Goal: Keep conservation programs accessible to farmers and ranchers
About 1 billion acres of land in the United States are used for pasture or cropland, putting US farmers and ranchers in charge of almost half of the total land area in this country. Poor land management practices and economic pressure to sell to developers puts this land at risk. The US Natural Resources Conservation Service (NRCS) offers several conservation programs that help farmers and ranchers keep their land and become better stewards of it, protecting wildlife and future generations. For years, this department provided free assistance to farmers and ranchers to help them with the process, but the latest budget approved by Congress allows the NRCS to charge fees for this assistance, making the programs harder to access.
Federal programs can be very complicated, and free assistance helps farmers and ranchers save millions of acres of land from development. Tell Deputy Chief for Programs Tony Kramer not to charge fees for helping farmers and ranchers navigate the complicated conservation process. Tell Tony Kramer, the Deputy Chief for Programs for the USDA Natural Resources Conservation Service to keep offering assistance to farmers and ranchers for free, and to help them navigate the process to save more of their land from development and destruction.
Dear Mr. Kramer,
The Natural Resources Conservation Service has always helped farmers and ranchers navigate the complicated conservation program process for free, helping to save millions of acres of land from destruction due to poor management and development. Recently, Congress passed a budget which allows your office to start collecting fees for this assistance, but we urge you not to do this.
Navigating the various conservation programs and creating conservation plans can be complicated for busy farmers and ranchers, who have jobs and families to feed. Poor land management practices can destroy valuable farmland, and the economic pressure to sell land for development is strong. Adding additional fees for assistance will discourage some farmers and ranchers from participating, causing the loss of land that could have been saved.

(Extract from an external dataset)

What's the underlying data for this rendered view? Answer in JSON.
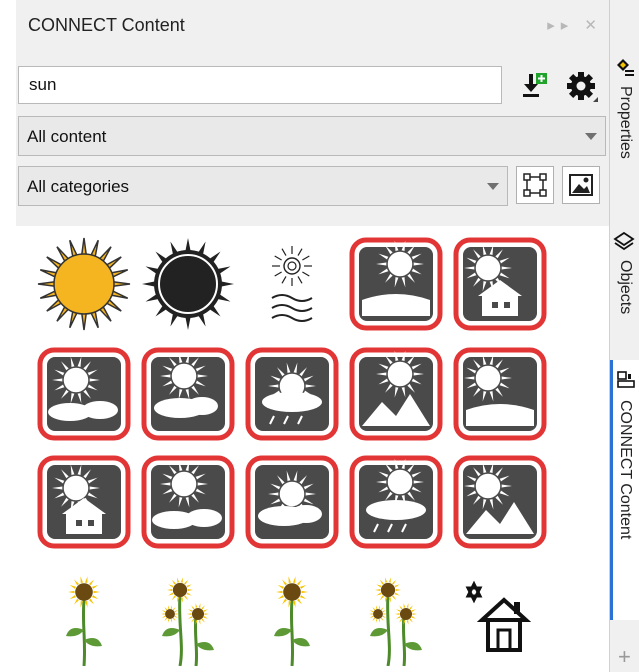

We urge you to keep assistance from your office free for farmers and ranchers, keeping conservation programs accessible and saving land from destruction and development.
[Your Name Here]
Photo Credit: Karen Arnold via PublicDomainPictures